Can the Libyan "Cease-Fire" Be Trusted?


By Amar C. Bakshi, CNN

Libya's government announced an "immediate" cease-fire on Friday, but witnesses in the besieged coastal city of Misrata told CNN that a fierce pro-government assault is persisting and casualties are mounting.

I reached out to Libya experts to help interpret Moammar Gadhafi’s motives. Is he going to continue his assault despite his rhetoric? Will he stop fighting to buy himself time? Is he trying to rupture the international coalition arrayed against him?

Dr. Mary-Jane Deeb, the Chief of the African and Middle Eastern division at U.S. Library of Congress (the views expressed are her own), believes this cease-fire is just a ruse.

“It may be a cover,” she said. “He is not going to withdraw. He is not going to go back. He is not going to give up. That is not his tactic or his strategy.”

She also warns that the U.N. resolution “may push Gadhafi to move faster … against Benghazi to be able to control the country. He probably figures he can move forward until the Western powers decide who is going to be the policeman of this U.N. resolution.”

Dr. Dirk J. Vandewalle, an associate professor of government at Dartmouth College, does not believe Gadhafi will make any major moves in the short term.

“The [cease-fire] announcement … is a way of stalling developments to figure out what they can do,” he said. “This is more a tactical delay. The regime has no actual, real intention of coming to terms and wanting to deal with the opposition."

The purpose of the cease-fire, he contends, is to "throw a wrench in what has been, until now, a careful calibration of efforts to reach [international] agreement to go in [to Libya]." He thinks Gadhafi may be hoping that agreeing to a cease-fire will break up the coalition arrayed against him and enable him to go back to the U.N. and argue against any international action against Libya.

Mansour El-Kikhia, a political science professor at the University of Texas at San Antonio, agrees that the cease-fire is a “stalling tactic.”

“The regime knows it is over,” El-Kikhia said. “It is trying to hold on for as long as it can.

“Libya’s rulers are like hyenas. They are survivalists.  They create chaos, and in chaos they look for opportunity. Gadhafi is smart enough to see the whole word is against them.”

So what was the purpose of the U.N. resolution? James Lindsay, an expert at the Council on Foreign Relations, isn’t sure.

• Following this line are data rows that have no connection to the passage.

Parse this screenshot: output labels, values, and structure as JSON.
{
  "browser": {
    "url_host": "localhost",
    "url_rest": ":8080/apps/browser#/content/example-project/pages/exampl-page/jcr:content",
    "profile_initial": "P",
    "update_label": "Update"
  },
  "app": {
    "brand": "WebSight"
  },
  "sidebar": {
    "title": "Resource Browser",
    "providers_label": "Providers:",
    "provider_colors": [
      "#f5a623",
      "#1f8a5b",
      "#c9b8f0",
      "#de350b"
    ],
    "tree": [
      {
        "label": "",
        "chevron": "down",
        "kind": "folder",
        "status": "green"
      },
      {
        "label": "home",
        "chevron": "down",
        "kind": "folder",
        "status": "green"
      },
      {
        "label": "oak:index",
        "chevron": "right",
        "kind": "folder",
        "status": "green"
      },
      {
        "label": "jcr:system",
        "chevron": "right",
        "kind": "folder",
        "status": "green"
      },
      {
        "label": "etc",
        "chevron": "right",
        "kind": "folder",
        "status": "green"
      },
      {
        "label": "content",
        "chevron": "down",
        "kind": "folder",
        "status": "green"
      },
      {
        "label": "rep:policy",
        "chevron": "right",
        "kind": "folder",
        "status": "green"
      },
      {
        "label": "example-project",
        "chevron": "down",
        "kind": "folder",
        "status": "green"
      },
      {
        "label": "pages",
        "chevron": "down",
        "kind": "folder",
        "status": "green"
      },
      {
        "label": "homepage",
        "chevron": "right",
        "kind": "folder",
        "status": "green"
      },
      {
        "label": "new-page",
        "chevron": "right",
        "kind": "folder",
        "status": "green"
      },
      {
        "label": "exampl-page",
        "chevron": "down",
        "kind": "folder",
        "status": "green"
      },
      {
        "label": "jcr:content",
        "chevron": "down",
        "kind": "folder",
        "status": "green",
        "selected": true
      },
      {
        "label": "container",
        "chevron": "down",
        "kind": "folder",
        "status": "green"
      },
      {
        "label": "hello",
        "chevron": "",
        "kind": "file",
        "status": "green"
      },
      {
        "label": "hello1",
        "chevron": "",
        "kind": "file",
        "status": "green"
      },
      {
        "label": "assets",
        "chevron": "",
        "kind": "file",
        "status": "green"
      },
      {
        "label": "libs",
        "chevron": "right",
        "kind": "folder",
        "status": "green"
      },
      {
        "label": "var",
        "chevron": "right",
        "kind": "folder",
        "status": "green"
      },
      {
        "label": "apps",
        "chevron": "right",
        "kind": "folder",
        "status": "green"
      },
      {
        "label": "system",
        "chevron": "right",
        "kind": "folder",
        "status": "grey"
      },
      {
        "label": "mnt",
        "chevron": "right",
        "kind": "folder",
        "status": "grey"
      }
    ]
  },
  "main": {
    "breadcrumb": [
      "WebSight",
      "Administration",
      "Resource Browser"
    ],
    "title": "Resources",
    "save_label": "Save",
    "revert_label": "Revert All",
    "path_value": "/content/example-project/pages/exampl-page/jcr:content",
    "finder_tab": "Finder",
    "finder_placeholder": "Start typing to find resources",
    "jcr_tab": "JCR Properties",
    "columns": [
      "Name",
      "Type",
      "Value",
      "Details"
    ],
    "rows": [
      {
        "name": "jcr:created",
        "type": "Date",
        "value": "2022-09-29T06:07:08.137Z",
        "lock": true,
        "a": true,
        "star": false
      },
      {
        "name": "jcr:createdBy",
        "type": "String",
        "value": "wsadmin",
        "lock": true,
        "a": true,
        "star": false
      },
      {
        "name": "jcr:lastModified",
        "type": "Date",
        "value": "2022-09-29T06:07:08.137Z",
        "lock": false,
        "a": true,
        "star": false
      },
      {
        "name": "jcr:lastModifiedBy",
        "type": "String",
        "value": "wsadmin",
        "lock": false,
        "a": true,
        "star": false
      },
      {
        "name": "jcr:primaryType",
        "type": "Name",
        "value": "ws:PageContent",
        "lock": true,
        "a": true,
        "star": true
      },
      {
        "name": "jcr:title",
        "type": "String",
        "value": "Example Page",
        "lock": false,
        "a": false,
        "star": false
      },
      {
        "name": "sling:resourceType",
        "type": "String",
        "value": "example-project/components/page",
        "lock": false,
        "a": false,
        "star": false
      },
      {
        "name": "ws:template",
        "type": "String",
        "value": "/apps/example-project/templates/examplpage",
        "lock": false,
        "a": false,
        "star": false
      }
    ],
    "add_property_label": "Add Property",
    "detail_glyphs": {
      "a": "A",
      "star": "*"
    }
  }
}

“It’s unclear what the objectives of the United States are,” Lindsay said. “Is the United States looking merely to help defend rebel territory, or has the administration committed itself actively to work to roll back and oust Col. Gadhafi? We have to wait until this afternoon to see what the mission is and what they are committing themselves to.

“The president can expect to see some withering things written about his decision-making procedures by his critics. If the president was willing to go into Libya, why not go in sooner? Why wait until pro-Gadhafi forces were approaching Benghazi?”

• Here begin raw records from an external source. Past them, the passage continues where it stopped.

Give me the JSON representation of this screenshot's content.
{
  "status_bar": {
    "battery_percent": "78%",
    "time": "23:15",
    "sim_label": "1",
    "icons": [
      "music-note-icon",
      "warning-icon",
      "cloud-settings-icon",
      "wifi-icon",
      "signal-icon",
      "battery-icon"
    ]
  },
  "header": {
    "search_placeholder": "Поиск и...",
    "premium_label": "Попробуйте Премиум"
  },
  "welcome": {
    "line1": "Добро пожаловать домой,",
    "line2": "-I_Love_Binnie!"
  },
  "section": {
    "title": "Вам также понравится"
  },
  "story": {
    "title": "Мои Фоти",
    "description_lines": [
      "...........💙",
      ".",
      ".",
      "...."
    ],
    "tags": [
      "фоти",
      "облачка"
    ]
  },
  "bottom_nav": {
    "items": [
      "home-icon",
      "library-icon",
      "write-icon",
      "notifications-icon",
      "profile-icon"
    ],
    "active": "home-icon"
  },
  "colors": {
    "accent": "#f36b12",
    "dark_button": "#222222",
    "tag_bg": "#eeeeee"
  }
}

El-Kikhia believes this was a preventative resolution. Without the U.N. vote, he says, there would have been “massacres” in Benghazi.

“Gadhafi would do what he did in Tripoli: put everything in lockdown, close them off, make everything seem normal and then send gangs at night to pick people off,” El-Kikhia said. “Gadhafi was not joking when he said ‘from house to house.’ ‘Zenga to zenga’ means ally to ally, house to house, room to room, cupboard to cupboard.”

So with a disaster in Benghazi hopefully averted, the international community confronts Lindsay’s question of what happens next.

As Deeb notes, stopping Gadhafi’s forward motion is much easier than rolling him back.

“The country is huge,” she said. “Gadhafi is well-armed and quite ruthless. I don’t think it is in the cards that Gadhafi gets pushed back, because short of major bombing or major invasion of Libya, I don’t see how this can be done. It would not be easy by any stretch of the imagination.”

Regardless, all the analysts agree that Gadhafi’s days are numbered.

“He has lost all legitimacy and all credibility,” Deeb said. “In fact, even if he does win militarily, he really has – in the final analysis – lost because he has lost all support from the international community. And I don’t mean just the West. The Arab League has thrown him out. The Arab world is not supporting him. Internally, he will be holding on to power just by force. But how long can you do that? How long can you survive as a head of state just purely by using force? Burma is an example. There are very, very few places where someone can remain in power with so little internal support."

Amar Bakshi